DIRECTIONS FOR THIS TASK:
Please copy every line below that contains the string "love".

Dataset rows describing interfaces
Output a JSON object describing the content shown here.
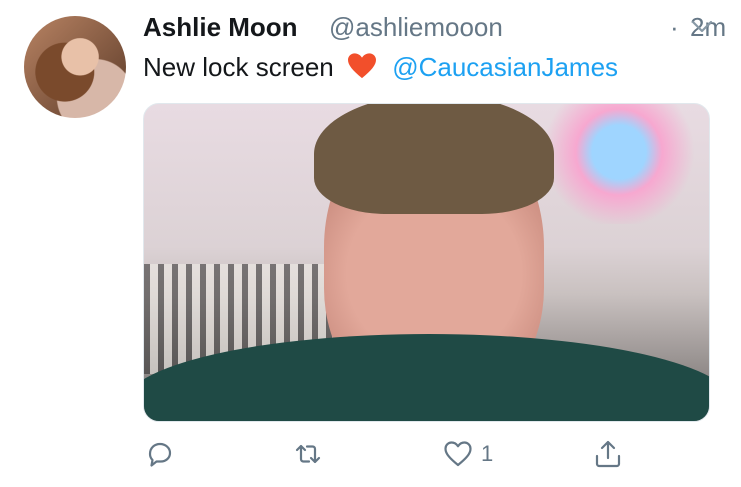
{
  "tweet": {
    "author_name": "Ashlie Moon",
    "author_handle": "@ashliemooon",
    "separator": "·",
    "time_ago": "2m",
    "text": "New lock screen",
    "emoji": "heart",
    "mention": "@CaucasianJames",
    "media": {
      "description_icon": "photo"
    },
    "actions": {
      "reply_icon": "reply-icon",
      "retweet_icon": "retweet-icon",
      "like_icon": "heart-icon",
      "like_count": "1",
      "share_icon": "share-icon"
    }
  },
  "colors": {
    "text": "#14171a",
    "secondary": "#657786",
    "link": "#1da1f2",
    "emoji_heart": "#f24f2b"
  }
}
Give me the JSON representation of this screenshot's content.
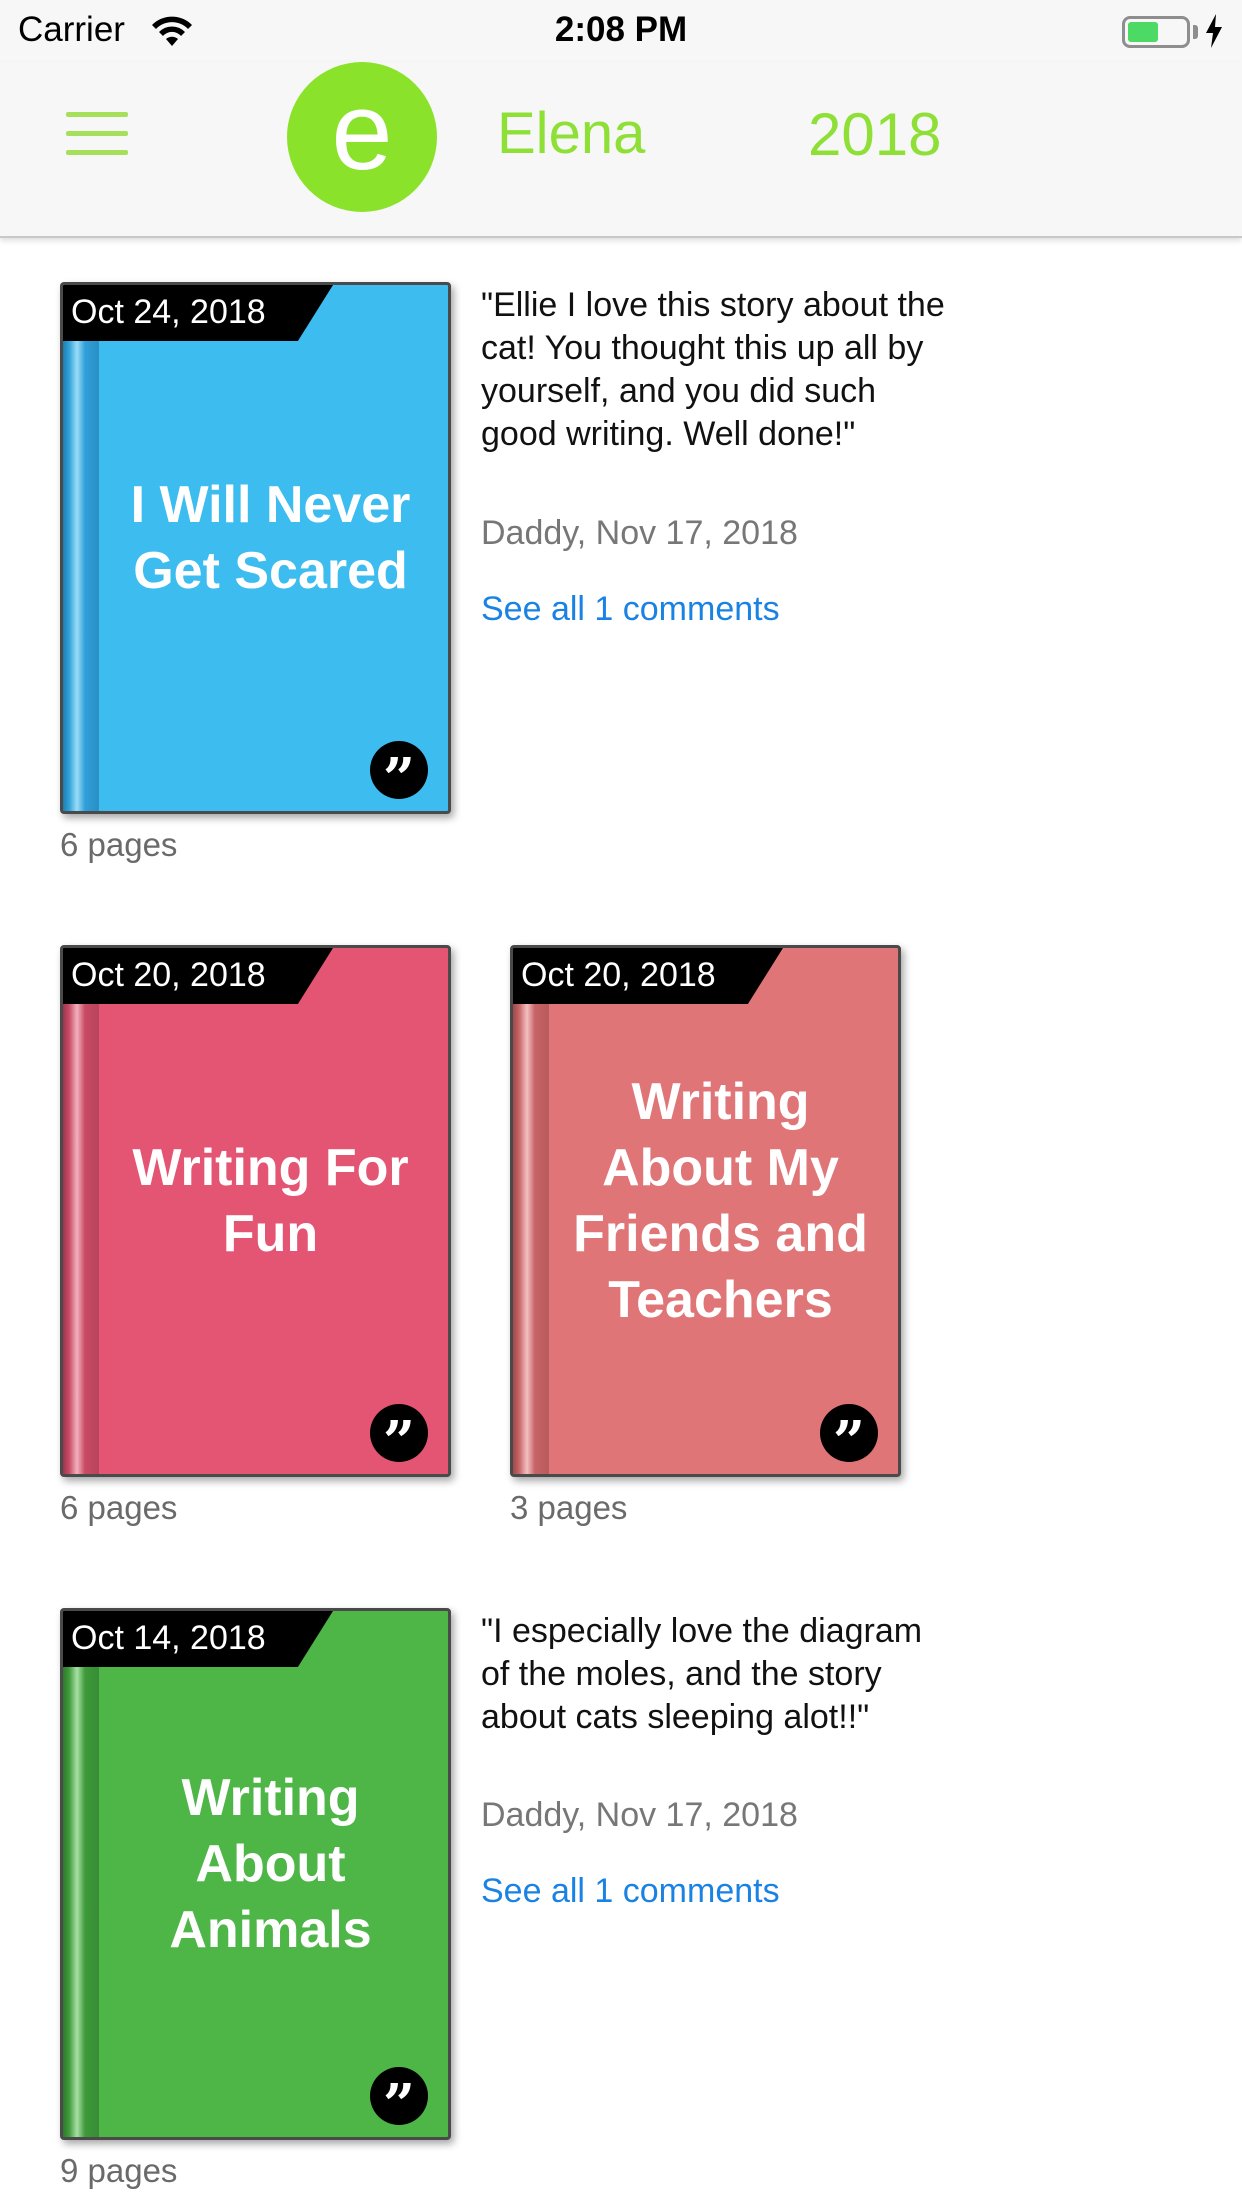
{
  "status_bar": {
    "carrier": "Carrier",
    "time": "2:08 PM"
  },
  "header": {
    "avatar_letter": "e",
    "name": "Elena",
    "year": "2018",
    "accent_color": "#8ee036"
  },
  "books": [
    {
      "date": "Oct 24, 2018",
      "title": "I Will Never Get Scared",
      "pages": "6 pages",
      "cover_color": "#3dbcf0",
      "spine_color": "#2fa0d8",
      "comment": {
        "text": "\"Ellie I love this story about the cat! You thought this up all by yourself, and you did such good writing. Well done!\"",
        "meta": "Daddy, Nov 17, 2018",
        "link": "See all 1 comments"
      }
    },
    {
      "date": "Oct 20, 2018",
      "title": "Writing For Fun",
      "pages": "6 pages",
      "cover_color": "#e45573",
      "spine_color": "#c84a63"
    },
    {
      "date": "Oct 20, 2018",
      "title": "Writing About My Friends and Teachers",
      "pages": "3 pages",
      "cover_color": "#e07577",
      "spine_color": "#c66366"
    },
    {
      "date": "Oct 14, 2018",
      "title": "Writing About Animals",
      "pages": "9 pages",
      "cover_color": "#4db647",
      "spine_color": "#3e9a3a",
      "comment": {
        "text": "\"I especially love the diagram of the moles, and the story about cats sleeping alot!!\"",
        "meta": "Daddy, Nov 17, 2018",
        "link": "See all 1 comments"
      }
    }
  ]
}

SOLUTION BELOW:
        "text": "\"Ellie I love this story about the cat! You thought this up all by yourself, and you did such good writing. Well done!\"",
        "text": "\"I especially love the diagram of the moles, and the story about cats sleeping alot!!\"",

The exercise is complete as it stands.